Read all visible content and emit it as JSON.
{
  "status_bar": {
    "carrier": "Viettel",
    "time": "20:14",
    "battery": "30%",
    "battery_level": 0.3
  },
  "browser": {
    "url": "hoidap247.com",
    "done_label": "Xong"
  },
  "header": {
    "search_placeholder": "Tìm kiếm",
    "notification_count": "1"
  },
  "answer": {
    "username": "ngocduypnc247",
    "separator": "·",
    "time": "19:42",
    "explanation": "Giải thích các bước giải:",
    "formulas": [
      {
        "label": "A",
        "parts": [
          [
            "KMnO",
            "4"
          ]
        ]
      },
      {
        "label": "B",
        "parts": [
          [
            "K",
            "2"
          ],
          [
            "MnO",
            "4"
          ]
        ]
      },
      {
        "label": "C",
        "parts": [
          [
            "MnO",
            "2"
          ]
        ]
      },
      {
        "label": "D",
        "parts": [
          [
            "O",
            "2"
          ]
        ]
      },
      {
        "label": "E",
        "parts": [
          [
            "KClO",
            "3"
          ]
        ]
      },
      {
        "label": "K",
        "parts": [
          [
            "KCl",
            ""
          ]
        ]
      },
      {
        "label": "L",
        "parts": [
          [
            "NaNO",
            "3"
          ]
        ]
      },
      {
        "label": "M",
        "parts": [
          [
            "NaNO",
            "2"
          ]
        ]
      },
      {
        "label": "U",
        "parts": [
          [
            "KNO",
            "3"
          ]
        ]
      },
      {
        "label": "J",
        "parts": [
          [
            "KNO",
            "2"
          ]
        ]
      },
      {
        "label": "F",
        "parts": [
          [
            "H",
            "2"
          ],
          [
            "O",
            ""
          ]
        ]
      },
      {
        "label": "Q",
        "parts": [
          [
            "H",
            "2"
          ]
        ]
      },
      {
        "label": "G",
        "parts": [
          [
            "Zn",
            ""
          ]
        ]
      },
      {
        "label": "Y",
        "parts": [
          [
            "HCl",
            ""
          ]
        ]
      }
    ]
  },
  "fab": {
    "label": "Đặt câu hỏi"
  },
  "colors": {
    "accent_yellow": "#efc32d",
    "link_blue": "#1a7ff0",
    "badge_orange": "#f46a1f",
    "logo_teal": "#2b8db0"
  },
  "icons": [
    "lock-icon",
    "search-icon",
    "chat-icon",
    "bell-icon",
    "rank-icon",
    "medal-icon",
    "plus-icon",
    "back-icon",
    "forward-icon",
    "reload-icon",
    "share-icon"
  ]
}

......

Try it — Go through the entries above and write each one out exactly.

Exercise solution —
Read all visible content and emit it as JSON.
{
  "status_bar": {
    "carrier": "Viettel",
    "time": "20:14",
    "battery": "30%",
    "battery_level": 0.3
  },
  "browser": {
    "url": "hoidap247.com",
    "done_label": "Xong"
  },
  "header": {
    "search_placeholder": "Tìm kiếm",
    "notification_count": "1"
  },
  "answer": {
    "username": "ngocduypnc247",
    "separator": "·",
    "time": "19:42",
    "explanation": "Giải thích các bước giải:",
    "formulas": [
      {
        "label": "A",
        "parts": [
          [
            "KMnO",
            "4"
          ]
        ]
      },
      {
        "label": "B",
        "parts": [
          [
            "K",
            "2"
          ],
          [
            "MnO",
            "4"
          ]
        ]
      },
      {
        "label": "C",
        "parts": [
          [
            "MnO",
            "2"
          ]
        ]
      },
      {
        "label": "D",
        "parts": [
          [
            "O",
            "2"
          ]
        ]
      },
      {
        "label": "E",
        "parts": [
          [
            "KClO",
            "3"
          ]
        ]
      },
      {
        "label": "K",
        "parts": [
          [
            "KCl",
            ""
          ]
        ]
      },
      {
        "label": "L",
        "parts": [
          [
            "NaNO",
            "3"
          ]
        ]
      },
      {
        "label": "M",
        "parts": [
          [
            "NaNO",
            "2"
          ]
        ]
      },
      {
        "label": "U",
        "parts": [
          [
            "KNO",
            "3"
          ]
        ]
      },
      {
        "label": "J",
        "parts": [
          [
            "KNO",
            "2"
          ]
        ]
      },
      {
        "label": "F",
        "parts": [
          [
            "H",
            "2"
          ],
          [
            "O",
            ""
          ]
        ]
      },
      {
        "label": "Q",
        "parts": [
          [
            "H",
            "2"
          ]
        ]
      },
      {
        "label": "G",
        "parts": [
          [
            "Zn",
            ""
          ]
        ]
      },
      {
        "label": "Y",
        "parts": [
          [
            "HCl",
            ""
          ]
        ]
      }
    ]
  },
  "fab": {
    "label": "Đặt câu hỏi"
  },
  "colors": {
    "accent_yellow": "#efc32d",
    "link_blue": "#1a7ff0",
    "badge_orange": "#f46a1f",
    "logo_teal": "#2b8db0"
  },
  "icons": [
    "lock-icon",
    "search-icon",
    "chat-icon",
    "bell-icon",
    "rank-icon",
    "medal-icon",
    "plus-icon",
    "back-icon",
    "forward-icon",
    "reload-icon",
    "share-icon"
  ]
}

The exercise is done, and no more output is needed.